Data listing section start

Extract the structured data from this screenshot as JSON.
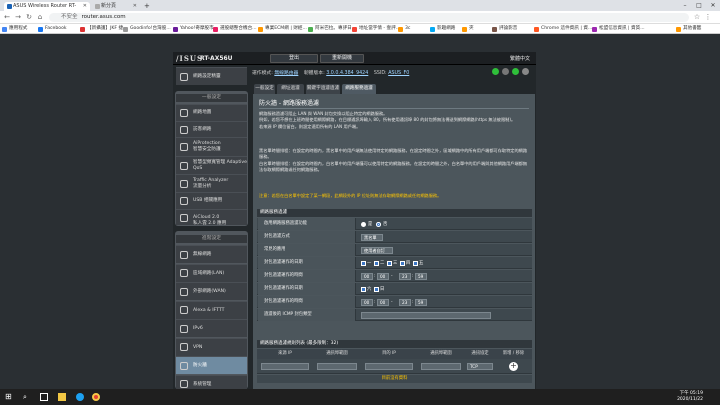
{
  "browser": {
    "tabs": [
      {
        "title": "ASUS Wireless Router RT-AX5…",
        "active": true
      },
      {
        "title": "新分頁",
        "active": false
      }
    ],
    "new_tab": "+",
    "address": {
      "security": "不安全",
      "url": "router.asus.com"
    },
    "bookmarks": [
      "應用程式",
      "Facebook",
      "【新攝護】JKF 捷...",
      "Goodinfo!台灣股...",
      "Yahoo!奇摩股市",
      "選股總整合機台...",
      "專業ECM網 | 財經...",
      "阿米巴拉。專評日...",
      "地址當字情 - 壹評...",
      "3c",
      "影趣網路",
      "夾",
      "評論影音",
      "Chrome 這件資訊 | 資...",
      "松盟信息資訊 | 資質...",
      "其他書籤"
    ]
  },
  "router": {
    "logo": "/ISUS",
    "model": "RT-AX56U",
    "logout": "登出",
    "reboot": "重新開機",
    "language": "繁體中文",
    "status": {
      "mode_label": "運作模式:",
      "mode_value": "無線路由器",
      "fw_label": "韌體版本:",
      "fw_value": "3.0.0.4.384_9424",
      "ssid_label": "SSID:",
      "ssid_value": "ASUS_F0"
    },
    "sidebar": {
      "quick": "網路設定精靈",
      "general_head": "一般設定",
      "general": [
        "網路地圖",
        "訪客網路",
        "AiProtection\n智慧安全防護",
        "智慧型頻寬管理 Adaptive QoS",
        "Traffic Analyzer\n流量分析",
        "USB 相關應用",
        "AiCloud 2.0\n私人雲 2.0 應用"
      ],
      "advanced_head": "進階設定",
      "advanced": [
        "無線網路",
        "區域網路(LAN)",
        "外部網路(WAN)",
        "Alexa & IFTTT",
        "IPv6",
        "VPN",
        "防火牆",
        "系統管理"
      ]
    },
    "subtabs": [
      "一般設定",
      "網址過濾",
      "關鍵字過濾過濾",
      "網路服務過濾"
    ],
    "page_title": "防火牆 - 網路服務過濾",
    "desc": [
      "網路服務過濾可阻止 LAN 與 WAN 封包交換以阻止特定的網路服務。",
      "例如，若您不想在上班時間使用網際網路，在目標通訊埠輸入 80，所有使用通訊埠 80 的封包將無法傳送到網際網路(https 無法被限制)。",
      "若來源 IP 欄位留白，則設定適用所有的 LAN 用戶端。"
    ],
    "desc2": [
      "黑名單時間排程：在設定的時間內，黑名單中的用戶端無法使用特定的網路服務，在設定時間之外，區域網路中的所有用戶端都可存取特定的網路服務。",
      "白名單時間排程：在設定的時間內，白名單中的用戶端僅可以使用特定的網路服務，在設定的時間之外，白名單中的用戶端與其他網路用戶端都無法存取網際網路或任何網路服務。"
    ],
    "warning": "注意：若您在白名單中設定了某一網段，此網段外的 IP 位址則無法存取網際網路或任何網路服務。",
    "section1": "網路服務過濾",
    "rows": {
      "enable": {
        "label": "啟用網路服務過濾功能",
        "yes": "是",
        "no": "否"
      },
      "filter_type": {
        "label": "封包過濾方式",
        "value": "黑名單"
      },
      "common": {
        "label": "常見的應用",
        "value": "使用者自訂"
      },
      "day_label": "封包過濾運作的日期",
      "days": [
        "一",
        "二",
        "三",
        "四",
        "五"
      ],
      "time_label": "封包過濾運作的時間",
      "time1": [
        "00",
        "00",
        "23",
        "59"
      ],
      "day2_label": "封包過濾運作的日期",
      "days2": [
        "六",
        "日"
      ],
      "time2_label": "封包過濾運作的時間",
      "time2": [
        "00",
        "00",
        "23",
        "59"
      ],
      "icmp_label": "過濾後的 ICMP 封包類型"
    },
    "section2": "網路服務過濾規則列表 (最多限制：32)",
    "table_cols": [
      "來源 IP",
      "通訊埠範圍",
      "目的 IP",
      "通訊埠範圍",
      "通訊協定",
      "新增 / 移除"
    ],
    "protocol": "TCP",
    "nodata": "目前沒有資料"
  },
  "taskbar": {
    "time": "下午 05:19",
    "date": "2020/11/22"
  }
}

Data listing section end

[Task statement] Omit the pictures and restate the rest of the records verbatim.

[Response]
Extract the structured data from this screenshot as JSON.
{
  "browser": {
    "tabs": [
      {
        "title": "ASUS Wireless Router RT-AX5…",
        "active": true
      },
      {
        "title": "新分頁",
        "active": false
      }
    ],
    "new_tab": "+",
    "address": {
      "security": "不安全",
      "url": "router.asus.com"
    },
    "bookmarks": [
      "應用程式",
      "Facebook",
      "【新攝護】JKF 捷...",
      "Goodinfo!台灣股...",
      "Yahoo!奇摩股市",
      "選股總整合機台...",
      "專業ECM網 | 財經...",
      "阿米巴拉。專評日...",
      "地址當字情 - 壹評...",
      "3c",
      "影趣網路",
      "夾",
      "評論影音",
      "Chrome 這件資訊 | 資...",
      "松盟信息資訊 | 資質...",
      "其他書籤"
    ]
  },
  "router": {
    "logo": "/ISUS",
    "model": "RT-AX56U",
    "logout": "登出",
    "reboot": "重新開機",
    "language": "繁體中文",
    "status": {
      "mode_label": "運作模式:",
      "mode_value": "無線路由器",
      "fw_label": "韌體版本:",
      "fw_value": "3.0.0.4.384_9424",
      "ssid_label": "SSID:",
      "ssid_value": "ASUS_F0"
    },
    "sidebar": {
      "quick": "網路設定精靈",
      "general_head": "一般設定",
      "general": [
        "網路地圖",
        "訪客網路",
        "AiProtection\n智慧安全防護",
        "智慧型頻寬管理 Adaptive QoS",
        "Traffic Analyzer\n流量分析",
        "USB 相關應用",
        "AiCloud 2.0\n私人雲 2.0 應用"
      ],
      "advanced_head": "進階設定",
      "advanced": [
        "無線網路",
        "區域網路(LAN)",
        "外部網路(WAN)",
        "Alexa & IFTTT",
        "IPv6",
        "VPN",
        "防火牆",
        "系統管理"
      ]
    },
    "subtabs": [
      "一般設定",
      "網址過濾",
      "關鍵字過濾過濾",
      "網路服務過濾"
    ],
    "page_title": "防火牆 - 網路服務過濾",
    "desc": [
      "網路服務過濾可阻止 LAN 與 WAN 封包交換以阻止特定的網路服務。",
      "例如，若您不想在上班時間使用網際網路，在目標通訊埠輸入 80，所有使用通訊埠 80 的封包將無法傳送到網際網路(https 無法被限制)。",
      "若來源 IP 欄位留白，則設定適用所有的 LAN 用戶端。"
    ],
    "desc2": [
      "黑名單時間排程：在設定的時間內，黑名單中的用戶端無法使用特定的網路服務，在設定時間之外，區域網路中的所有用戶端都可存取特定的網路服務。",
      "白名單時間排程：在設定的時間內，白名單中的用戶端僅可以使用特定的網路服務，在設定的時間之外，白名單中的用戶端與其他網路用戶端都無法存取網際網路或任何網路服務。"
    ],
    "warning": "注意：若您在白名單中設定了某一網段，此網段外的 IP 位址則無法存取網際網路或任何網路服務。",
    "section1": "網路服務過濾",
    "rows": {
      "enable": {
        "label": "啟用網路服務過濾功能",
        "yes": "是",
        "no": "否"
      },
      "filter_type": {
        "label": "封包過濾方式",
        "value": "黑名單"
      },
      "common": {
        "label": "常見的應用",
        "value": "使用者自訂"
      },
      "day_label": "封包過濾運作的日期",
      "days": [
        "一",
        "二",
        "三",
        "四",
        "五"
      ],
      "time_label": "封包過濾運作的時間",
      "time1": [
        "00",
        "00",
        "23",
        "59"
      ],
      "day2_label": "封包過濾運作的日期",
      "days2": [
        "六",
        "日"
      ],
      "time2_label": "封包過濾運作的時間",
      "time2": [
        "00",
        "00",
        "23",
        "59"
      ],
      "icmp_label": "過濾後的 ICMP 封包類型"
    },
    "section2": "網路服務過濾規則列表 (最多限制：32)",
    "table_cols": [
      "來源 IP",
      "通訊埠範圍",
      "目的 IP",
      "通訊埠範圍",
      "通訊協定",
      "新增 / 移除"
    ],
    "protocol": "TCP",
    "nodata": "目前沒有資料"
  },
  "taskbar": {
    "time": "下午 05:19",
    "date": "2020/11/22"
  }
}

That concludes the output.